Component data from apps and pages

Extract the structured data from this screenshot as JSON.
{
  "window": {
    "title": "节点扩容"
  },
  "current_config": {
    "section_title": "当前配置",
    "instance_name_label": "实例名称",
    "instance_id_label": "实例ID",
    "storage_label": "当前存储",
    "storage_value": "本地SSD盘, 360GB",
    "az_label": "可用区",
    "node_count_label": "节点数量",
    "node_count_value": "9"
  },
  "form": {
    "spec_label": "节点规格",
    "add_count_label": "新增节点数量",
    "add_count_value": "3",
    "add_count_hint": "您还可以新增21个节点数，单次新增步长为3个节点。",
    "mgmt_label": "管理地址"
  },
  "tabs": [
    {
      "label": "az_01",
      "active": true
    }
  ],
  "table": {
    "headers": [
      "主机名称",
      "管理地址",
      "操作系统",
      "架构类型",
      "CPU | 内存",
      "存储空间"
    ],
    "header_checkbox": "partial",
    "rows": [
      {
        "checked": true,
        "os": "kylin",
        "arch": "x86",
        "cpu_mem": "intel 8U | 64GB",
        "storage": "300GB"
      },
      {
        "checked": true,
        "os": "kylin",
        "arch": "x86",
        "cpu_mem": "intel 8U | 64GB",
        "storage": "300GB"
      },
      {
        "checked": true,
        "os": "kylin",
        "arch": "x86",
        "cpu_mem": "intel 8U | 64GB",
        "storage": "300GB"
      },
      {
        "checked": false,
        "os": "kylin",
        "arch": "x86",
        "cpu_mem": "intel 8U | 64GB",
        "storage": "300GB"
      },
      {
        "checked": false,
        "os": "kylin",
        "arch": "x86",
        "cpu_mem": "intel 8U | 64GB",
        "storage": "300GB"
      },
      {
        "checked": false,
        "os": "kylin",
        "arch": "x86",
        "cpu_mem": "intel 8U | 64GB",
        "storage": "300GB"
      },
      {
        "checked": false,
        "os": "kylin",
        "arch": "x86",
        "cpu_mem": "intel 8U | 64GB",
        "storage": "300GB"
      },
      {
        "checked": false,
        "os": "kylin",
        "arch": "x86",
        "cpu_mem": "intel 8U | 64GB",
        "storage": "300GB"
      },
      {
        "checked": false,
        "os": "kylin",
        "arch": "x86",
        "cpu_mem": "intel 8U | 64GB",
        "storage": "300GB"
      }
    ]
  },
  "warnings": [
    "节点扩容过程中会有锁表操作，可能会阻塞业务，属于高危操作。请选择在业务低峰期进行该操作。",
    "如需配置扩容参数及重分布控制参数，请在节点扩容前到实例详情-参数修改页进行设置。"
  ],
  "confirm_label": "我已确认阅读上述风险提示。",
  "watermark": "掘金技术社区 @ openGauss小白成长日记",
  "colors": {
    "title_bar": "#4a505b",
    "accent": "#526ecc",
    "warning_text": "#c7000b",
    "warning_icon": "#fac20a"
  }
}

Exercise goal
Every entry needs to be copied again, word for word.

Expected output
Extract the structured data from this screenshot as JSON.
{
  "window": {
    "title": "节点扩容"
  },
  "current_config": {
    "section_title": "当前配置",
    "instance_name_label": "实例名称",
    "instance_id_label": "实例ID",
    "storage_label": "当前存储",
    "storage_value": "本地SSD盘, 360GB",
    "az_label": "可用区",
    "node_count_label": "节点数量",
    "node_count_value": "9"
  },
  "form": {
    "spec_label": "节点规格",
    "add_count_label": "新增节点数量",
    "add_count_value": "3",
    "add_count_hint": "您还可以新增21个节点数，单次新增步长为3个节点。",
    "mgmt_label": "管理地址"
  },
  "tabs": [
    {
      "label": "az_01",
      "active": true
    }
  ],
  "table": {
    "headers": [
      "主机名称",
      "管理地址",
      "操作系统",
      "架构类型",
      "CPU | 内存",
      "存储空间"
    ],
    "header_checkbox": "partial",
    "rows": [
      {
        "checked": true,
        "os": "kylin",
        "arch": "x86",
        "cpu_mem": "intel 8U | 64GB",
        "storage": "300GB"
      },
      {
        "checked": true,
        "os": "kylin",
        "arch": "x86",
        "cpu_mem": "intel 8U | 64GB",
        "storage": "300GB"
      },
      {
        "checked": true,
        "os": "kylin",
        "arch": "x86",
        "cpu_mem": "intel 8U | 64GB",
        "storage": "300GB"
      },
      {
        "checked": false,
        "os": "kylin",
        "arch": "x86",
        "cpu_mem": "intel 8U | 64GB",
        "storage": "300GB"
      },
      {
        "checked": false,
        "os": "kylin",
        "arch": "x86",
        "cpu_mem": "intel 8U | 64GB",
        "storage": "300GB"
      },
      {
        "checked": false,
        "os": "kylin",
        "arch": "x86",
        "cpu_mem": "intel 8U | 64GB",
        "storage": "300GB"
      },
      {
        "checked": false,
        "os": "kylin",
        "arch": "x86",
        "cpu_mem": "intel 8U | 64GB",
        "storage": "300GB"
      },
      {
        "checked": false,
        "os": "kylin",
        "arch": "x86",
        "cpu_mem": "intel 8U | 64GB",
        "storage": "300GB"
      },
      {
        "checked": false,
        "os": "kylin",
        "arch": "x86",
        "cpu_mem": "intel 8U | 64GB",
        "storage": "300GB"
      }
    ]
  },
  "warnings": [
    "节点扩容过程中会有锁表操作，可能会阻塞业务，属于高危操作。请选择在业务低峰期进行该操作。",
    "如需配置扩容参数及重分布控制参数，请在节点扩容前到实例详情-参数修改页进行设置。"
  ],
  "confirm_label": "我已确认阅读上述风险提示。",
  "watermark": "掘金技术社区 @ openGauss小白成长日记",
  "colors": {
    "title_bar": "#4a505b",
    "accent": "#526ecc",
    "warning_text": "#c7000b",
    "warning_icon": "#fac20a"
  }
}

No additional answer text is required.